The games that you should never have time to play, but dream of mastering.

Open Thread is where Waypoint staff talk about games and other things we find interesting. This is where you'll see us chat about games, music, movies, TV, and even sports, and welcome you to participate in the discussion.

Last week, the Washington Post surveyed the history and changing context of the Cold War strategy game Twilight Struggle—a game that the Post is quick to point out is or was arguably the “greatest board game ever made” according to BoardGameGeek’s user ratings. It’s an enjoyable story, even if parts of it are overly familiar by now (after all, Twilight has hardly been a secret among strategy audience for the past several years, and the excellent PC version pretty much made it accessible to anyone who was interested). But the part that got me smiling was this passage on the self-destruction of traditional wargaming:


Another notorious war game, the Campaign for North Africa, came with a 10-foot-long map and was said to take 1,500 hours to complete. Its level of detail was practically parodical, with a "macaroni rule" that forced the player representing Italy to reserve extra portions of water so troops could boil their pasta rations.

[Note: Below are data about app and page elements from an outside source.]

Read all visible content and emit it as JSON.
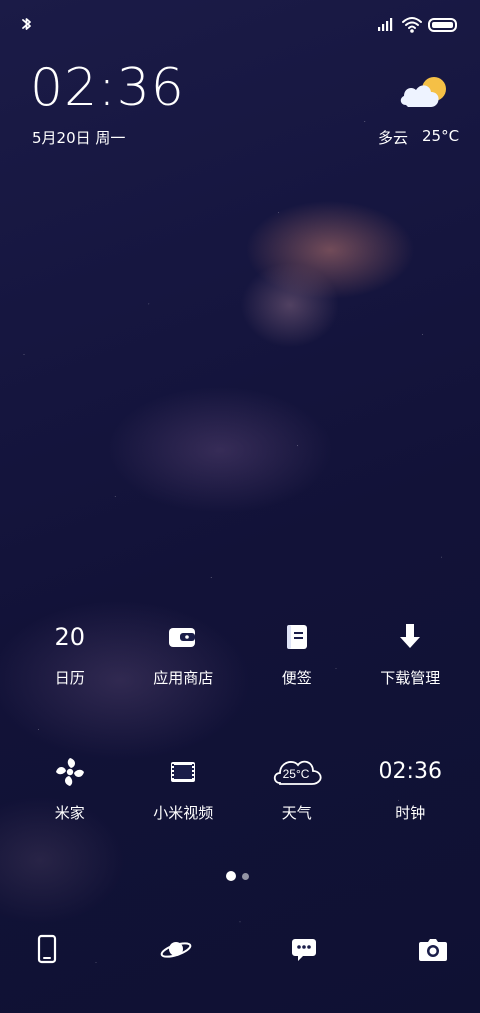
{
  "status_bar": {
    "bluetooth_icon": "bluetooth-icon",
    "signal_icon": "signal-icon",
    "wifi_icon": "wifi-icon",
    "battery_icon": "battery-icon"
  },
  "clock": {
    "time": "02:36",
    "date": "5月20日 周一"
  },
  "weather": {
    "condition": "多云",
    "temperature": "25°C"
  },
  "apps": [
    {
      "label": "日历",
      "icon": "calendar-icon",
      "value": "20"
    },
    {
      "label": "应用商店",
      "icon": "store-icon"
    },
    {
      "label": "便签",
      "icon": "notes-icon"
    },
    {
      "label": "下载管理",
      "icon": "download-icon"
    },
    {
      "label": "米家",
      "icon": "fan-icon"
    },
    {
      "label": "小米视频",
      "icon": "video-icon"
    },
    {
      "label": "天气",
      "icon": "weather-icon",
      "value": "25°C"
    },
    {
      "label": "时钟",
      "icon": "clock-icon",
      "value": "02:36"
    }
  ],
  "dock": [
    {
      "icon": "phone-icon"
    },
    {
      "icon": "planet-icon"
    },
    {
      "icon": "message-icon"
    },
    {
      "icon": "camera-icon"
    }
  ],
  "pager": {
    "active_page": 1,
    "page_count": 2
  },
  "colors": {
    "background": "#141440",
    "text": "#ffffff",
    "sun": "#f5c046"
  }
}
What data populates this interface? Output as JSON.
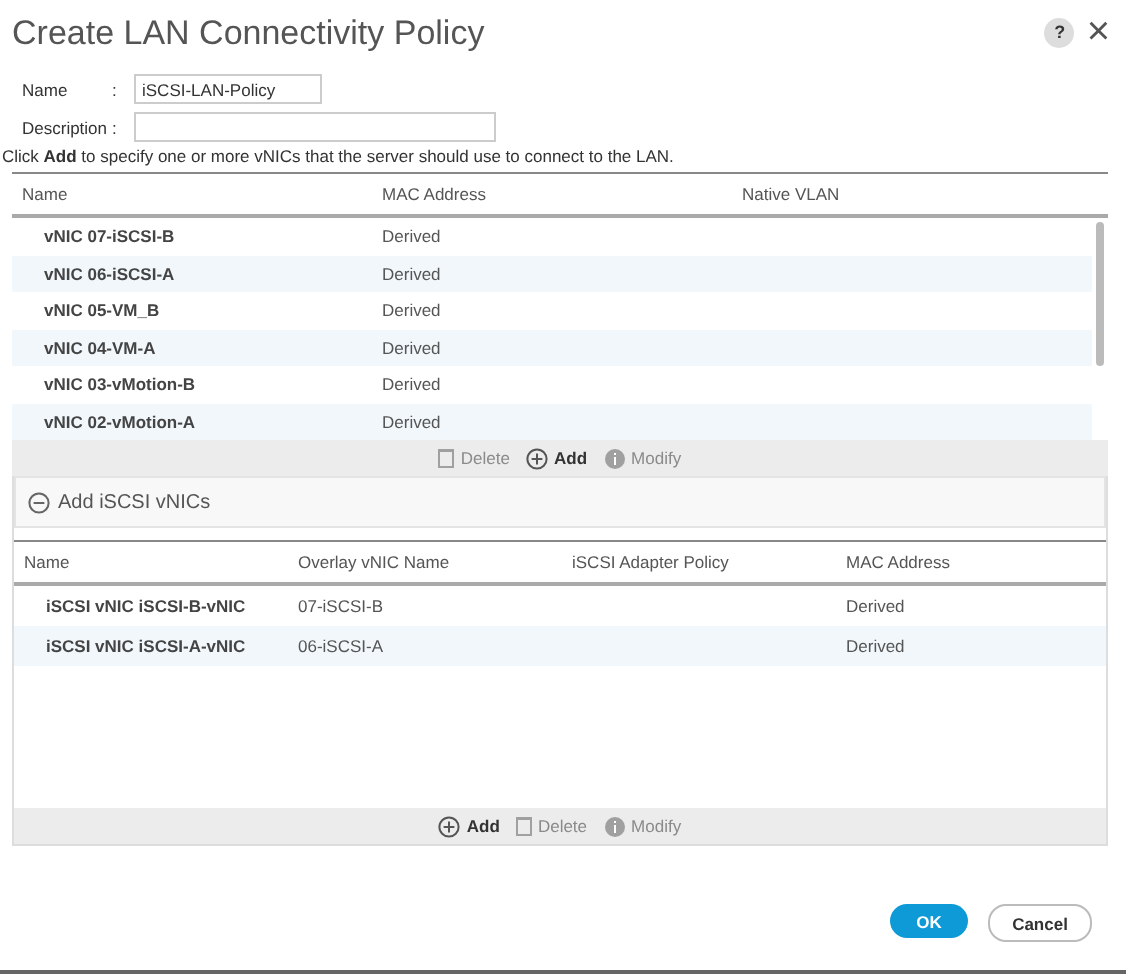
{
  "window": {
    "title": "Create LAN Connectivity Policy",
    "help": "?",
    "close": "×"
  },
  "form": [
    {
      "label": "Name",
      "separator": ":",
      "value": "iSCSI-LAN-Policy"
    },
    {
      "label": "Description",
      "separator": ":"
    }
  ],
  "hint": "Click **Add** to specify one or more vNICs that the server should use to connect to the LAN.",
  "vnic_table": {
    "columns": [
      "Name",
      "MAC Address",
      "Native VLAN"
    ],
    "rows": [
      [
        "vNIC 07-iSCSI-B",
        "Derived",
        ""
      ],
      [
        "vNIC 06-iSCSI-A",
        "Derived",
        ""
      ],
      [
        "vNIC 05-VM_B",
        "Derived",
        ""
      ],
      [
        "vNIC 04-VM-A",
        "Derived",
        ""
      ],
      [
        "vNIC 03-vMotion-B",
        "Derived",
        ""
      ],
      [
        "vNIC 02-vMotion-A",
        "Derived",
        ""
      ]
    ],
    "actions": [
      {
        "kind": "delete",
        "label": "Delete",
        "disabled": true
      },
      {
        "kind": "add",
        "label": "Add",
        "disabled": false
      },
      {
        "kind": "modify",
        "label": "Modify",
        "disabled": true
      }
    ]
  },
  "iscsi_section": {
    "title": "Add iSCSI vNICs",
    "expanded": true,
    "columns": [
      "Name",
      "Overlay vNIC Name",
      "iSCSI Adapter Policy",
      "MAC Address"
    ],
    "rows": [
      [
        "iSCSI vNIC iSCSI-B-vNIC",
        "07-iSCSI-B",
        "",
        "Derived"
      ],
      [
        "iSCSI vNIC iSCSI-A-vNIC",
        "06-iSCSI-A",
        "",
        "Derived"
      ]
    ],
    "actions": [
      {
        "kind": "add",
        "label": "Add",
        "disabled": false
      },
      {
        "kind": "delete",
        "label": "Delete",
        "disabled": true
      },
      {
        "kind": "modify",
        "label": "Modify",
        "disabled": true
      }
    ]
  },
  "buttons": [
    {
      "kind": "primary",
      "label": "OK"
    },
    {
      "kind": "secondary",
      "label": "Cancel"
    }
  ]
}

Now, I know that levels of that kind of granularity are almost always bad. The “macaroni rule” was itself a commentary on the spiraling complexity of wargame design of which Campaign for North Africa was at once a symptom and the apotheosis. Every wargamer has stories about some weird piece of rules arcana that some designer felt was crucial to creating an historically authentic tabletop game. One PC game designer told me about how his Advanced Squad Leader group was brought to its knees by a debate about an “underwater horse” and some ambiguity in the rulebook around the way cavalry movement rules interacted with depth 2 water river hexes. People would choose these hills, or shallows as the case may be, to die on.

'Gary Grigsby's War in the West' screenshot courtesy of Slitherine

To an extent that baroque design ethos is what triumphed in PC wargame design, and a lot of “serious” PC wargames are carrying on with the spirit and philosophy of those 1970s Ameritrash curios. Some have accomplished amazing things with a computer to do the heavy lifting, others have simply translated the dull fetishism of the worst wargames to the computer. Give me Unity of Command or Sid Meier’s Gettysburg any day over that nonsense.


But if I did have unlimited time and space… I think I’d prove myself a hypocrite and dig into that kind of bullshit for myself. This weekend, visiting my pal Bruce Geryk from the Three Moves Ahead podcast, he pulled a still shrink-wrapped copy of Home Before the Leaves Fall: The Marne Campaign 1914 from the section of his games library where it has sat undisturbed for almost twenty years. Despite its name, I think you’d see many springs before completing its grand campaign covering the first month of the First World War.

With 3000 counters and a map of the battlefields between Paris, Antwerp, and Cologne that’s so large you could use it as an area rug, it looks mind-bogglingly detailed and challenging. But just seeing the counters and staring at the contour lines around Metz and Verdun, I found myself flashing back to those long-ago summer vacations where I’d start playing Squad Leader scenarios against myself in an effort to recreate the Battle of Stalingrad on my desk.

If time and practicality were absolutely of no consideration, I would probably finally bring out the copy of Third Reich that a listener sent me a couple years ago, trick one of my friends into letting me teach it to them, and grind through World War 2 for a month of Sundays. We’d stand over my now requisitioned-for-service dining room table like adjutants in a WW2 command bunker, waiting to mark the orders that will blot out the skies with aircraft and send legions marching toward their rendezvous with history. Just as soon as we figure out movement rules.

What’s your “world enough and time” game? What’s the thing you are never going to play unless you find yourself with months or years of unencumbered free time… and that you know will probably turn out to be a bad idea?

Let me know in today's open thread!